He is the Prince of Ayodhya and is banished to a forest by his stepmother. While in exile, his wife, Sita, is kidnapped by Ravana, King of the Rakshas on Lanka (cur: Sri Lanka). Rama, along with Hanuman, rescued her, killed Ravana and becomes King of Ayodhya.

Rama also killed Vali, the monkey-King of Kishkindhya. He is protected during his adventures by Agastya, and also rescued Ahalya after she was turned to stone by her husband for having an affair with Indra.

Lord Rama is seen as an ideal of Dharma and noble virtues. Unaware of his own divinity, he is worshipped as intensely in view of his love of Sita, his wife.

Rama in the Eyes of Gandhi and Hindutva

While Rama is an active part of Hindu worship, his determination to uphold justice and duty, essentially the embodiment of Dharma, has been seen as a powerful source of inspiration for more militant groups of fundamentalist Hindus, labeled today as Hindutva. This is, however, a marginal group, and it does not represent the greater adoration of Rama by most Hindus, exemplified by Mahatma Gandhi.

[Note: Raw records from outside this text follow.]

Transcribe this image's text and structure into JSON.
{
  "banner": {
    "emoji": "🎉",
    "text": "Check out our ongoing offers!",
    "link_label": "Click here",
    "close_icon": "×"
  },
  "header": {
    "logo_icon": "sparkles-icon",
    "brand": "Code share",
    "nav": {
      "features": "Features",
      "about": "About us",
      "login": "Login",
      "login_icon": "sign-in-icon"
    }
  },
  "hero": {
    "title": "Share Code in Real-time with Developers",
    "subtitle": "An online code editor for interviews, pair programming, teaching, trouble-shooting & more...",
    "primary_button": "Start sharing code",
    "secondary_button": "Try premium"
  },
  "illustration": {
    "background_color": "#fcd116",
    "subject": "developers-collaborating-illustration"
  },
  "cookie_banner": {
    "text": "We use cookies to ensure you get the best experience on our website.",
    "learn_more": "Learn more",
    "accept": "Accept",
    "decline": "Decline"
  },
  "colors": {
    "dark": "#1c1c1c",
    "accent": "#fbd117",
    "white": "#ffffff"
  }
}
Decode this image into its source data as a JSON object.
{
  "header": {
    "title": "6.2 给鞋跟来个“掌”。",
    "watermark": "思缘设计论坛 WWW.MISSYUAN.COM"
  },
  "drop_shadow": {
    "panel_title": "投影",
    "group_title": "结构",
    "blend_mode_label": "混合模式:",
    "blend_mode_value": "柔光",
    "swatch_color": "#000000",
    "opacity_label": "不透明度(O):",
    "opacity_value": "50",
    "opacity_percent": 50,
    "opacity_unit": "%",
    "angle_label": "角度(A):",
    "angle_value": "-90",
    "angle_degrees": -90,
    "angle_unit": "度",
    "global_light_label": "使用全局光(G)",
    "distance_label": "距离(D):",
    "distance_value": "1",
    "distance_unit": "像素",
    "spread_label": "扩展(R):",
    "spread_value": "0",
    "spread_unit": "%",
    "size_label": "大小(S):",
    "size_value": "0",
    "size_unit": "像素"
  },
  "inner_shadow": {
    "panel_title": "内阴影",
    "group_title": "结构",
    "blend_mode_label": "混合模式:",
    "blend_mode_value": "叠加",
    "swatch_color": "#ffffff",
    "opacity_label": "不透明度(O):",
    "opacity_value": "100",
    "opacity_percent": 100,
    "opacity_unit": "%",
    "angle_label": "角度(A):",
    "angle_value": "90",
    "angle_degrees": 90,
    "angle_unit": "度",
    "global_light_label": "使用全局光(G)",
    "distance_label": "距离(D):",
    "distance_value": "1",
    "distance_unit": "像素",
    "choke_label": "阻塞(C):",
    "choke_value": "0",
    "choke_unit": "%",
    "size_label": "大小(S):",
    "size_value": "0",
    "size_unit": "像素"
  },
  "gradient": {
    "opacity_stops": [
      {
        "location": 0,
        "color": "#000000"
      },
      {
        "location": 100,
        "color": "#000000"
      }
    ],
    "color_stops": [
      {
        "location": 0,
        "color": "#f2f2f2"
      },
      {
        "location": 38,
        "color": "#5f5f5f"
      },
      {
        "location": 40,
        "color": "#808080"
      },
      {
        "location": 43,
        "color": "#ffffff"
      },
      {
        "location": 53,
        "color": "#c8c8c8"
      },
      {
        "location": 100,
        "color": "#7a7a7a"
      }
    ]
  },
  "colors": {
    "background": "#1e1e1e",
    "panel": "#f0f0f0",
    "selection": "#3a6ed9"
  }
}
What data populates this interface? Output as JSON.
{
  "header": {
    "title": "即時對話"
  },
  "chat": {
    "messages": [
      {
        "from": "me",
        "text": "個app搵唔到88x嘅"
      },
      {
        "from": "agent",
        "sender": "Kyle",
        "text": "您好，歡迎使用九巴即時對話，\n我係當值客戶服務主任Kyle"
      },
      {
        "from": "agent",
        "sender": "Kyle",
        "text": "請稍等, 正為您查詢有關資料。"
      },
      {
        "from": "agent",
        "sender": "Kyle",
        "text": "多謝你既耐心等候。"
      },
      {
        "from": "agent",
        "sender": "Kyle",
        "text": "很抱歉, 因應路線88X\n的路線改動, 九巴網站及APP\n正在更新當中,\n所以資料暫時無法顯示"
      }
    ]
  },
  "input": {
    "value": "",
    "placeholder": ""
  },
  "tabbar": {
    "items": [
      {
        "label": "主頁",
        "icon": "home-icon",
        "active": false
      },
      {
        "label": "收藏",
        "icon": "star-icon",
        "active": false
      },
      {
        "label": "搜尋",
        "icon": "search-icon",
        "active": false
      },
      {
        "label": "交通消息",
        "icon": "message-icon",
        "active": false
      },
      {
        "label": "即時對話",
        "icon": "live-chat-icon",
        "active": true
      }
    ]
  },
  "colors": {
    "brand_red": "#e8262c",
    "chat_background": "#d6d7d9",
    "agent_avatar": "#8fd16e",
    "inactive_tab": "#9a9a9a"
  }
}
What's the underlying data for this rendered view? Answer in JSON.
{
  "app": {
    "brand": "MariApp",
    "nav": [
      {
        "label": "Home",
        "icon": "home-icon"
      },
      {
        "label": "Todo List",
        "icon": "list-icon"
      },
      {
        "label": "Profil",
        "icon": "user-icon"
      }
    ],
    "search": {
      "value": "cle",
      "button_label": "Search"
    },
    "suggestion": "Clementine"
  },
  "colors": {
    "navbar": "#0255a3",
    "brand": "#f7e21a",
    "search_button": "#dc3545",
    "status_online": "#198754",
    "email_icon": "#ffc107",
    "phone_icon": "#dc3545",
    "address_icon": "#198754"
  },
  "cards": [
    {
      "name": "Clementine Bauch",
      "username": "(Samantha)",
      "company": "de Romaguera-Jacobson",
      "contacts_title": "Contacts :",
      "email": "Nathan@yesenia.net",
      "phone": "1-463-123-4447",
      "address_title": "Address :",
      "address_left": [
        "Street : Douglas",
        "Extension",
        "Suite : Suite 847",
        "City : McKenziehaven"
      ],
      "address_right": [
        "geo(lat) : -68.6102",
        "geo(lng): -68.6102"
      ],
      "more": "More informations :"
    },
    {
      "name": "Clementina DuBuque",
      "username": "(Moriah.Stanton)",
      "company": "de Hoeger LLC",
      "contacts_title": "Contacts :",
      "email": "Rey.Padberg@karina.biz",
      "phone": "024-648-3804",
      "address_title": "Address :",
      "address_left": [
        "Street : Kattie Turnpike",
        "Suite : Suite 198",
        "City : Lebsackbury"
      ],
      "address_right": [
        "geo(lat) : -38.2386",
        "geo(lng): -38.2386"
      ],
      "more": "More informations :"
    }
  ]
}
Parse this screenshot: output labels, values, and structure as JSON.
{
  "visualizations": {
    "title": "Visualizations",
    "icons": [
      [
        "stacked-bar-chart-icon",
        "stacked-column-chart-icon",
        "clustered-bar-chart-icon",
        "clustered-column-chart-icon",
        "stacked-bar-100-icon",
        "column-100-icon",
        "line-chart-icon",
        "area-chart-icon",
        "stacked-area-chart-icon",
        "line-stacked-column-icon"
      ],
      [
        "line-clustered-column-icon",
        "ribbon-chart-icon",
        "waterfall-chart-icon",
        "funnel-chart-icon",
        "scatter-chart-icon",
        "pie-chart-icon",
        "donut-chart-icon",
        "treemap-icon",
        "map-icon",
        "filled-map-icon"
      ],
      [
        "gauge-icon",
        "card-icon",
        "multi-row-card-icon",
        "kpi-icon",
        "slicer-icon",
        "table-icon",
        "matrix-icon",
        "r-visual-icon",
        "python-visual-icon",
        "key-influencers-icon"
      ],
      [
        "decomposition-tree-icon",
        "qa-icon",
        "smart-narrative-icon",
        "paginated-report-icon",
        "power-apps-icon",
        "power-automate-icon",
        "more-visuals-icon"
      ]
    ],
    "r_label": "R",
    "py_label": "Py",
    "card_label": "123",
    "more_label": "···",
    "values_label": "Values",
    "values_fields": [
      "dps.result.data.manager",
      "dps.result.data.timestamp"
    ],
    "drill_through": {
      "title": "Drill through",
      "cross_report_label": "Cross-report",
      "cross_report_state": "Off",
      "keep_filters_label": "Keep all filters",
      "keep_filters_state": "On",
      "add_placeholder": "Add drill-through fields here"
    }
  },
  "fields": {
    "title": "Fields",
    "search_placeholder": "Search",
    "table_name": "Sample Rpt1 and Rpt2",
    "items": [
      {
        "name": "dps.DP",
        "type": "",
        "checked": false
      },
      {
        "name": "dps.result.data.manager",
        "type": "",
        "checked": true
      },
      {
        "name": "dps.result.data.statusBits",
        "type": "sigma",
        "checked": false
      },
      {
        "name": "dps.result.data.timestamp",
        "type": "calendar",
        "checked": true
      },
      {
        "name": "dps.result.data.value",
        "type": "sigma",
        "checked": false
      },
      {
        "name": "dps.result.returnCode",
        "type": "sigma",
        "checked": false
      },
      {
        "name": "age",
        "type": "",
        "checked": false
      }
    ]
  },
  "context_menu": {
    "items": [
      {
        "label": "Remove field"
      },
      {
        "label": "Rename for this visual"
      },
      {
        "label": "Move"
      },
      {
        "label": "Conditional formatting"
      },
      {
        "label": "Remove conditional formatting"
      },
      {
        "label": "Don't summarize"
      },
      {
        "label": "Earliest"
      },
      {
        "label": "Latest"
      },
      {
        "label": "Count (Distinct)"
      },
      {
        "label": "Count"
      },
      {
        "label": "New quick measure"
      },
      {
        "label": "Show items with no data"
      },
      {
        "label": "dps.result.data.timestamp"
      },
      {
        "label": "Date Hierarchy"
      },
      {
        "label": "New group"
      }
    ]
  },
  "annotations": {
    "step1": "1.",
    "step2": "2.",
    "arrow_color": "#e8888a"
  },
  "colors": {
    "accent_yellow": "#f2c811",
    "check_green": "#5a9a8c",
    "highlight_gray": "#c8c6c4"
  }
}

Upon realizing that his moment of passing had come, Gandhi ended his life with the valedictory prayer to God, "Hey Ram!" It is notable that both militant Hindutva and the egalitarian passive resistant Gandhian notions find the ultimate Godhead to be the same, Lord Rama. It goes to show how completely different perspectives of the same figure, religion or philosophy can both find justification in the same divine personality.


Life force

The Transformer 

Great lord

The universal dancer
(Name of Shiva)

The blue throated one
(Name of Shiva)
(Name for Shiva)


Vedic deities

Greek deities








Egyptian deities